- Abdul Rahman Sharafkondi Hazhar: (1st ed. 1990) Farhang Kurdi-Farsi, Tehran, 4th ed. 2005, p. 601 ISBN 964-435-701-9 and ISBN 964-376-341-2
- kupfa is Old High German; Kuppel is Middle High German, Kopf is head, Oskar Schade (1866)
- Georg Scherer (1588)
- "The Kurdish Unified Alphabet". www.kurdishacademy.org. Retrieved 2 December 2011.
- "The Gospels in Kurdish in Armenian characters, 1857, Constantinople". Google.com. 2010-02-18. Retrieved 2014-03-02.
|Wikimedia Commons has media related to Kurdish language.|
|Kurmanji Kurdish edition of Wikipedia, the free encyclopedia|
|Sorani Kurdish edition of Wikipedia, the free encyclopedia|

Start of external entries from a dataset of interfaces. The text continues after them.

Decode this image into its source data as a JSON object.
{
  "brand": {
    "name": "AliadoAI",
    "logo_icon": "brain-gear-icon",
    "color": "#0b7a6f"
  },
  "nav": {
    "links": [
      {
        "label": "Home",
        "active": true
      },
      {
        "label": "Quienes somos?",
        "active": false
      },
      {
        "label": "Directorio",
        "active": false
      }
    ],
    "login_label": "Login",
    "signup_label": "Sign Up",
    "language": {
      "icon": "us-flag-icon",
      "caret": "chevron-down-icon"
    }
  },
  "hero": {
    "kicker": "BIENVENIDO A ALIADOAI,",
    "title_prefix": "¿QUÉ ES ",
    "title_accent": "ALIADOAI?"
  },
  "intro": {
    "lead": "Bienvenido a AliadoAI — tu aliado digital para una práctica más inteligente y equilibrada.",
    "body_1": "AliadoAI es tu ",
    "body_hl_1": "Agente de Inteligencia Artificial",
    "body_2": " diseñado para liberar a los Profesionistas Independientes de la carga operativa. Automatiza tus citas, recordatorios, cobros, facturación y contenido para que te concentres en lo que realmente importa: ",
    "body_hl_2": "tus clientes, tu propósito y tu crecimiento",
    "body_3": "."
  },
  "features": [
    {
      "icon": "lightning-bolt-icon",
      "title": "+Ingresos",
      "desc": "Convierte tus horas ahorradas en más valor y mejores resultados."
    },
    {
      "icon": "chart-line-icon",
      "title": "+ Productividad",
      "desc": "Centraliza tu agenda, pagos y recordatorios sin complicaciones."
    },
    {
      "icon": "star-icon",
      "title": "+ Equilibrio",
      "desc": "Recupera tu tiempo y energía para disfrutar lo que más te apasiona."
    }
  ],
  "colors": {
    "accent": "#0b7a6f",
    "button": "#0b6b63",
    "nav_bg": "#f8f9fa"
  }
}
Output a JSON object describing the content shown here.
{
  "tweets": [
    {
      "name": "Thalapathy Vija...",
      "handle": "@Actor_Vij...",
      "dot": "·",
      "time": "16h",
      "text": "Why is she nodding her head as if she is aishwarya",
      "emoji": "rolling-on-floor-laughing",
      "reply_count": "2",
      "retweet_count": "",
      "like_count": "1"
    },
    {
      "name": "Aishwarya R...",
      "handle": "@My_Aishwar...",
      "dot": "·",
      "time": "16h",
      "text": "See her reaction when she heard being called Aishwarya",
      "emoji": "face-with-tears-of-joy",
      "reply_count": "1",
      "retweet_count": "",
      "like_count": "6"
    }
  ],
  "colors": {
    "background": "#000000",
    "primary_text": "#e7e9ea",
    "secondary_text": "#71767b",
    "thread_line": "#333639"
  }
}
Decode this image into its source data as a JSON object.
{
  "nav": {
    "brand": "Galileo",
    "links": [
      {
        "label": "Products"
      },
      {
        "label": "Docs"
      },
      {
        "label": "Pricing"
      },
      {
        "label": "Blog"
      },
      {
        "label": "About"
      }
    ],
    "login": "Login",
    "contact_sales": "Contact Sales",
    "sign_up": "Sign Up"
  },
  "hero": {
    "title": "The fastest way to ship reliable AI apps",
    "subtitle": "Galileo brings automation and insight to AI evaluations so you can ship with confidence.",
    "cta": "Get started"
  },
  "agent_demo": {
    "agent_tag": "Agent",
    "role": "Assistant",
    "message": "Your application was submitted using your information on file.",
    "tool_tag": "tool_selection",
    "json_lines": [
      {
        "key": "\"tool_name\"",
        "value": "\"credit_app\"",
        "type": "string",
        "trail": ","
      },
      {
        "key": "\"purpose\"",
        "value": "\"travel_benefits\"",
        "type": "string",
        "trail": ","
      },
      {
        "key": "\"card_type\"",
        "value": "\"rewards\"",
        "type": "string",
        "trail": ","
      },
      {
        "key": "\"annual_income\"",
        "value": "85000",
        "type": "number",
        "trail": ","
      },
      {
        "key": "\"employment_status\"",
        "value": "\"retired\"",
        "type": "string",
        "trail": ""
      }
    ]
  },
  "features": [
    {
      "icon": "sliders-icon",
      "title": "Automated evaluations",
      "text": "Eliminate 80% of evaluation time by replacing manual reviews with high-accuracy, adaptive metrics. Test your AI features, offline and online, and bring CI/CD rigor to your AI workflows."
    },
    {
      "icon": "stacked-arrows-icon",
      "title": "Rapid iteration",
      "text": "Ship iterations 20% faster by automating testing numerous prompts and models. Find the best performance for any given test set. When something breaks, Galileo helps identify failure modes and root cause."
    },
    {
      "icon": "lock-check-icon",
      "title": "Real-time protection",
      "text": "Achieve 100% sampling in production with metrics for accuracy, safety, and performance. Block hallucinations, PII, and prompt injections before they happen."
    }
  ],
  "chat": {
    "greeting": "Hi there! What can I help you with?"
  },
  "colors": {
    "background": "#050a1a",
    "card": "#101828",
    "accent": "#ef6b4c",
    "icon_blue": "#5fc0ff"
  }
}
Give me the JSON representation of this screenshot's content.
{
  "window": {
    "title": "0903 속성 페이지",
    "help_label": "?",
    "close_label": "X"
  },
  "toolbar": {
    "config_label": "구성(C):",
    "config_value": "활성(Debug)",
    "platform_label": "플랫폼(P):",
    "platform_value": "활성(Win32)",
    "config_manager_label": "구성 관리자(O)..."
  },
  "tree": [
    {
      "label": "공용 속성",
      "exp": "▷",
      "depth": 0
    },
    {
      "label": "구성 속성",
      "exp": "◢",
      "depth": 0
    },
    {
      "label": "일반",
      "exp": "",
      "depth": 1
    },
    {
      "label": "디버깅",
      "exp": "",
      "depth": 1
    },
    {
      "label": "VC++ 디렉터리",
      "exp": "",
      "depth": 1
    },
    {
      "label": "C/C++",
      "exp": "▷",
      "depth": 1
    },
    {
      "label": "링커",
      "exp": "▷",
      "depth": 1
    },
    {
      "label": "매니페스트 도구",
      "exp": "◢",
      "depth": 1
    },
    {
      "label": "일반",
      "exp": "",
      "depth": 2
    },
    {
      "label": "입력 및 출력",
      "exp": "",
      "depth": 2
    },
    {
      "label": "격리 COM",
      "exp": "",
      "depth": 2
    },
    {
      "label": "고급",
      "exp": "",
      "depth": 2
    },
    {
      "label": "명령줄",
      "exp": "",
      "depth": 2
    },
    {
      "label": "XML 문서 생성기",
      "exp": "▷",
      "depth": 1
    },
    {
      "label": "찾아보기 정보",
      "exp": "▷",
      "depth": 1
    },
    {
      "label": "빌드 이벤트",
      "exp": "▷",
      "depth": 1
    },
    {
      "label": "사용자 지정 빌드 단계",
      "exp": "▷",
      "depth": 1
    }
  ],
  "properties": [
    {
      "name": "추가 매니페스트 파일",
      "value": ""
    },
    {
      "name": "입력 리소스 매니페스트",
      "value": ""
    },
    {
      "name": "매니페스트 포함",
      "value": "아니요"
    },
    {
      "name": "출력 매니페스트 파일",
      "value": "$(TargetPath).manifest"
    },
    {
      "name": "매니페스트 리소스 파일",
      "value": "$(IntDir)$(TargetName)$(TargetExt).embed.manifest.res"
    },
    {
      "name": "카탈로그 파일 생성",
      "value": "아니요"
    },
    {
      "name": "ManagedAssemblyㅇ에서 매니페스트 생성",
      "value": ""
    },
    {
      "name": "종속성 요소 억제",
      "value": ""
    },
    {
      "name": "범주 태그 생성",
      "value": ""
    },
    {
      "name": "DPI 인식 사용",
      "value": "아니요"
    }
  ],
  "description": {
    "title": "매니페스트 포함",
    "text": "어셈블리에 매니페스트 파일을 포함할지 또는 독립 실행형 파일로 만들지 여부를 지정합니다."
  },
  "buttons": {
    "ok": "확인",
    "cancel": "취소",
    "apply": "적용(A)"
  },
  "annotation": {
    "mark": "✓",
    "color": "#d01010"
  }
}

|Southern Kurdish test of Wikipedia at Wikimedia Incubator|
|Laki test of Wikipedia at Wikimedia Incubator|
|Wikivoyage has phrasebook for Kurdish.|
- Wîkîferheng (Kurdish Wiktionary)
- inKurdish: English–Kurdish Translation
- Online English Kurdish Translation
- Dictio: English–Kurdish Dictionary
- The Kurdish Institute of Paris: Language and Literature
- Kurdish Language and Linguistics, at Encyclopedia Iranica (article written by Ludwig Paul)
- History of Kurdish Written Literature, at Encyclopedia Iranica (article written by Philip G. Kryeenbroek)
- Kurdish Language Initiative of Seywan Institute
- Kurdish Institute of Istanbul
- KAL: The Kurdish Academy of Language
- Kurdish Language Academy in Iran
- Kurdish Kurdish links and language information, dictionary etc.
- Kurdish languages at Curlie (based on DMOZ)
- Grammar of a Less Familiar Language (MIT OpenCourseWare)
- Southern Kurdish phonetic
- Gorani Influence on Central Kurdish
- Reference Grammar with Selected Readings both for Sorani and Kurmanji written by W. M. Thackston